* [What you should do]
Please copy each line from the entries that contains the string "this".

--- Material to process Enclosed Below ---

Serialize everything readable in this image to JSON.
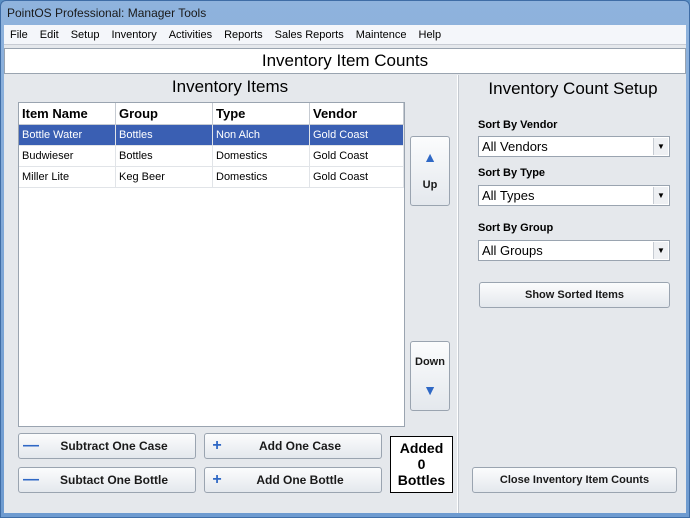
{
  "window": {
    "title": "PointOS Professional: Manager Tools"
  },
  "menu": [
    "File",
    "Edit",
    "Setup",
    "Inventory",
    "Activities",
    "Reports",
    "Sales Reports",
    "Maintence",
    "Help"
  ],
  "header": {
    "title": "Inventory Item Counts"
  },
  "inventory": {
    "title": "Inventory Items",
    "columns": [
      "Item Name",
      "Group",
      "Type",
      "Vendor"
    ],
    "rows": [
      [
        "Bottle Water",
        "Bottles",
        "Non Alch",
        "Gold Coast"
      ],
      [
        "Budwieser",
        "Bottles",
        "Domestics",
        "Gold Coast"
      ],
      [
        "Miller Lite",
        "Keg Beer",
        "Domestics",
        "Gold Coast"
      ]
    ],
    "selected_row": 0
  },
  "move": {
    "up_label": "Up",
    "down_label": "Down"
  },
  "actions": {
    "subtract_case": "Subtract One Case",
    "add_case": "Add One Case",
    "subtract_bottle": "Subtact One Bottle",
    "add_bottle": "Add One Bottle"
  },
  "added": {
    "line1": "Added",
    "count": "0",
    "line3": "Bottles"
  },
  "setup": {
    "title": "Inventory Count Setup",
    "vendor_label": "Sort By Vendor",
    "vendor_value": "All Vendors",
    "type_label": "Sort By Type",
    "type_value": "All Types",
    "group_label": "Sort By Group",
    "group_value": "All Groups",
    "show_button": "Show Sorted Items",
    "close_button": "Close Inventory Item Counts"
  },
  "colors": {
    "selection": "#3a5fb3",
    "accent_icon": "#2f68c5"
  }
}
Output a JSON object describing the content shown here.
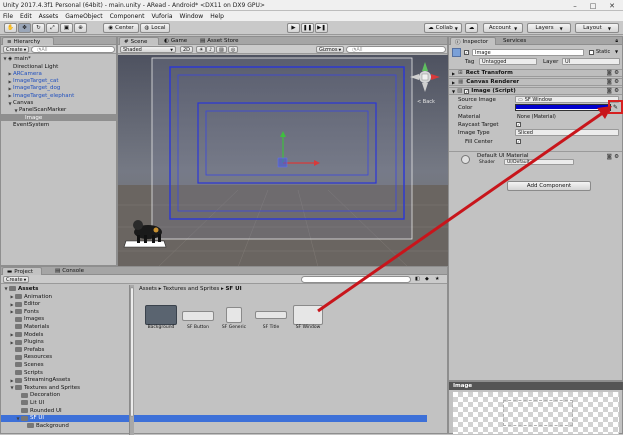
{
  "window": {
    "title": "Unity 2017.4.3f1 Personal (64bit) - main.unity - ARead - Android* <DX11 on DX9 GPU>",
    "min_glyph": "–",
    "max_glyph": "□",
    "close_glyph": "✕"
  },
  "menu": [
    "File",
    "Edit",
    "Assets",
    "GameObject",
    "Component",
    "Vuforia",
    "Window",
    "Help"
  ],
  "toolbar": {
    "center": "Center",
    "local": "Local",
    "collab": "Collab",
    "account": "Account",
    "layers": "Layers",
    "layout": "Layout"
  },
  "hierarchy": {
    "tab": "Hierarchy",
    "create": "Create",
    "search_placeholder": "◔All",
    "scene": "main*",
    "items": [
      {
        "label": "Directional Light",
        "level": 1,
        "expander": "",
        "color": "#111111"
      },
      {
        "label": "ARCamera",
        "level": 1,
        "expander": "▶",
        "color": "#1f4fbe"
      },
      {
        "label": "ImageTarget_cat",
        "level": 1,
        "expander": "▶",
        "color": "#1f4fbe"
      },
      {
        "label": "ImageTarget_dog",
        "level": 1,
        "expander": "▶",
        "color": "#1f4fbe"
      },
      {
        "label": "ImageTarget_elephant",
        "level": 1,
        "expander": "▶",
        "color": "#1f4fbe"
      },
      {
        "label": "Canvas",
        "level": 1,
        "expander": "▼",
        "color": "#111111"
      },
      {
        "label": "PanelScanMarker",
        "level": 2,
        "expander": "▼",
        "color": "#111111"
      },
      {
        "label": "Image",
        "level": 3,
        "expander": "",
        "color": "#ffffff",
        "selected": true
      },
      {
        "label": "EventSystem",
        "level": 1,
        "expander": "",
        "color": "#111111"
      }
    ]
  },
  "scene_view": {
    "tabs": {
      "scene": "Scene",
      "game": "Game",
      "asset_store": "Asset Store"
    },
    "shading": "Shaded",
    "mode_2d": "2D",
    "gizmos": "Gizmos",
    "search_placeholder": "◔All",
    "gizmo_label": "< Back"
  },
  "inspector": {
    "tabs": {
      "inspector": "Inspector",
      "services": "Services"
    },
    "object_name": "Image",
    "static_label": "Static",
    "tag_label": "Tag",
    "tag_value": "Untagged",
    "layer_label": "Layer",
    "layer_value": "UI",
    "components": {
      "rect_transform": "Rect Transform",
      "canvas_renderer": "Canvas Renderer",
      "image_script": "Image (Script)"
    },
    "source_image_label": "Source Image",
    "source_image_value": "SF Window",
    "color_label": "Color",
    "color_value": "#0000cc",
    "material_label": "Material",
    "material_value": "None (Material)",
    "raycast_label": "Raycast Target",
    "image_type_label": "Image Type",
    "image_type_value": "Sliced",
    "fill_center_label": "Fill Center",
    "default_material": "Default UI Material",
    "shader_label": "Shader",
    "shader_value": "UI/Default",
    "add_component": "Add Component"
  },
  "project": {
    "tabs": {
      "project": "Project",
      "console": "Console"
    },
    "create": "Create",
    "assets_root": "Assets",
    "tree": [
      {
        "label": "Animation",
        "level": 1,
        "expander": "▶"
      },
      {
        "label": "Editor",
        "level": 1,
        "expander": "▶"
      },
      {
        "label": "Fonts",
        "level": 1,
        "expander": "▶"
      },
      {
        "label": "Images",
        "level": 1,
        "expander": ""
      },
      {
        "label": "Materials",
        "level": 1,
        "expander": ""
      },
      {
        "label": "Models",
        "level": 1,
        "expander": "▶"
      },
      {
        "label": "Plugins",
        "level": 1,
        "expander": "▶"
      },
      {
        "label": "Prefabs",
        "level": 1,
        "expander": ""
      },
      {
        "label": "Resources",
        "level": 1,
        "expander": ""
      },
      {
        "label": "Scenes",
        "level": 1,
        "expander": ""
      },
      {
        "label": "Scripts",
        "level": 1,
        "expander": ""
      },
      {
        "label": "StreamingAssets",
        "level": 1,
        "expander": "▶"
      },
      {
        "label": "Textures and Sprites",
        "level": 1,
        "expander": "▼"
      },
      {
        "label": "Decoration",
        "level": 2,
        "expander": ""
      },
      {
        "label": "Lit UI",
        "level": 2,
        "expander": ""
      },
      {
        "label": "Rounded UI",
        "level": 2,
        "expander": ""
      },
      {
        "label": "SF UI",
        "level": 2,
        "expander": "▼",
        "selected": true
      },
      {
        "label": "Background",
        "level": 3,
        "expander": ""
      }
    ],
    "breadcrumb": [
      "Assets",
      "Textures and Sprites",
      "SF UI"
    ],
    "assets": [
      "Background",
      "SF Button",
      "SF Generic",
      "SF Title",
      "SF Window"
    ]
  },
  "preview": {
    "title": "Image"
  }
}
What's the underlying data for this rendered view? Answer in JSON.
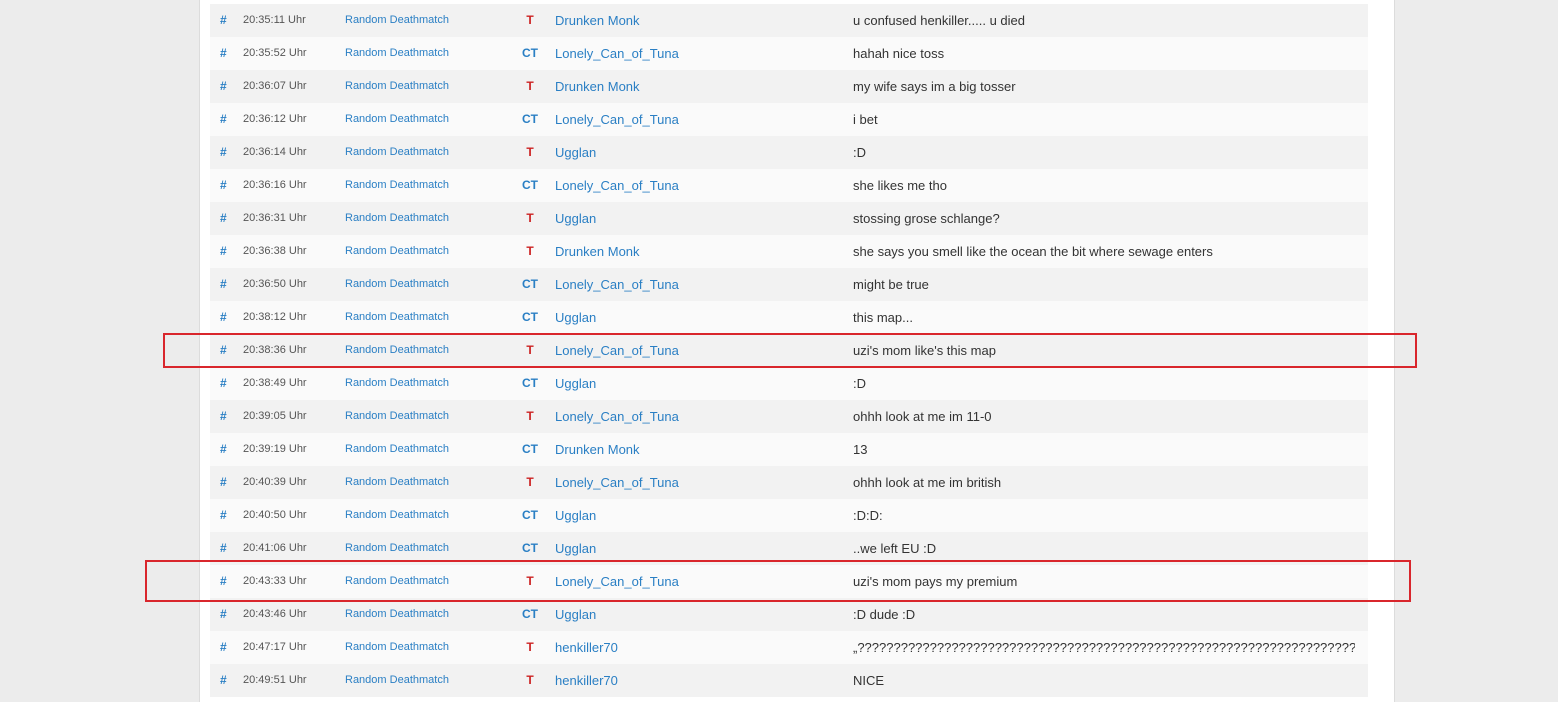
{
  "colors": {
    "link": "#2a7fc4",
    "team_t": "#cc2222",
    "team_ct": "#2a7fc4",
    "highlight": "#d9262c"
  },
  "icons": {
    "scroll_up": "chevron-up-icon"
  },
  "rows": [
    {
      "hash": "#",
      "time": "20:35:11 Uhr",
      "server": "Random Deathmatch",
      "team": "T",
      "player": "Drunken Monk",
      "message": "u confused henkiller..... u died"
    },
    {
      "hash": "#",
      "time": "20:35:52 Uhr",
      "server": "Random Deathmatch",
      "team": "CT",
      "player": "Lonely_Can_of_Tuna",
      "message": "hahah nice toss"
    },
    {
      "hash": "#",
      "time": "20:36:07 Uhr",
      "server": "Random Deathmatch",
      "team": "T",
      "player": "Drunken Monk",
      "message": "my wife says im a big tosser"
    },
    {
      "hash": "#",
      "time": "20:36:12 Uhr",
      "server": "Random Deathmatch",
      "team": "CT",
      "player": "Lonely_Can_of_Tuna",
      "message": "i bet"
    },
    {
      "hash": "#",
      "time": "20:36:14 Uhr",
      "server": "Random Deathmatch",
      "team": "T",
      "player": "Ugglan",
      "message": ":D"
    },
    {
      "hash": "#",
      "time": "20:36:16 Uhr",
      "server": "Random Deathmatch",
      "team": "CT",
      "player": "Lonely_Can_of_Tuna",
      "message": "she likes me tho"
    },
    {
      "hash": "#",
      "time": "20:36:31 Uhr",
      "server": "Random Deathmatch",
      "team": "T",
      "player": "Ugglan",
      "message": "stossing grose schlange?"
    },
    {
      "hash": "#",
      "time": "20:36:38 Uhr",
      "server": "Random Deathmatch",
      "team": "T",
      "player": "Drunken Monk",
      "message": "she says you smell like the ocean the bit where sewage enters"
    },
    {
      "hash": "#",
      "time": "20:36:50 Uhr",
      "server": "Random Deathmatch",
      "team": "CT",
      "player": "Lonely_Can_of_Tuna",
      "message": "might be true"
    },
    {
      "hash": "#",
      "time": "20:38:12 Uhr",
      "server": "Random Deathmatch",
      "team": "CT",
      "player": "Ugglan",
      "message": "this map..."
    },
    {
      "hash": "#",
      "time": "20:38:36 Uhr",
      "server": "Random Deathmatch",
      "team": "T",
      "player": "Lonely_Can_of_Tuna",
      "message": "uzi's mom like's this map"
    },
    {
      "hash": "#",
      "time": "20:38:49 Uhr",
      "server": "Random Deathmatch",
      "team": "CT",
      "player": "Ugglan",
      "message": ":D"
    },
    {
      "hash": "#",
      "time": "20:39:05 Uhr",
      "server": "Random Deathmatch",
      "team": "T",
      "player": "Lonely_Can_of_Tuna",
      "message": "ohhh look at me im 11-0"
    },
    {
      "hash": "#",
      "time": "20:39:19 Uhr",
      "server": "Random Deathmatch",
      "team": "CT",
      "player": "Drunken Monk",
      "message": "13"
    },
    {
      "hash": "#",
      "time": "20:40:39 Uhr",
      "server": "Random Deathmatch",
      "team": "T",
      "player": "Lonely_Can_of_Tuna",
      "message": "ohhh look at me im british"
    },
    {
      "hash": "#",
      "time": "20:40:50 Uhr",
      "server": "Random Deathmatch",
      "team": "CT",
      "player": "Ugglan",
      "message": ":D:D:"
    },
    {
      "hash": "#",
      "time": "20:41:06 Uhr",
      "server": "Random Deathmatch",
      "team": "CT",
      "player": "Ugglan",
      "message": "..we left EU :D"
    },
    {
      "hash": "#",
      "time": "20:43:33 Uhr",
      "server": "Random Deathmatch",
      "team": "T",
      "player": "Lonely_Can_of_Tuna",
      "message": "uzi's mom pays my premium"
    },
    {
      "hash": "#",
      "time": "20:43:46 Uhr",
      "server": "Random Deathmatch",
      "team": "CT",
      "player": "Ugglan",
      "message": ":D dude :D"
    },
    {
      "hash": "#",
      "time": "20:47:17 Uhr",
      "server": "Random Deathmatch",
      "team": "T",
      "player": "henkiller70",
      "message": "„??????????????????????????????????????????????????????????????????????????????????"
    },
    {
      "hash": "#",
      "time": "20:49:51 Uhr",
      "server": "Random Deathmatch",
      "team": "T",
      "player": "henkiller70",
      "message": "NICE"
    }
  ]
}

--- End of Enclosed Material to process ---

* [Response area]
Serialize everything readable in this image to JSON.
What's the underlying data for this rendered view? Answer in JSON.
      "message": "this map..."
      "message": "uzi's mom like's this map"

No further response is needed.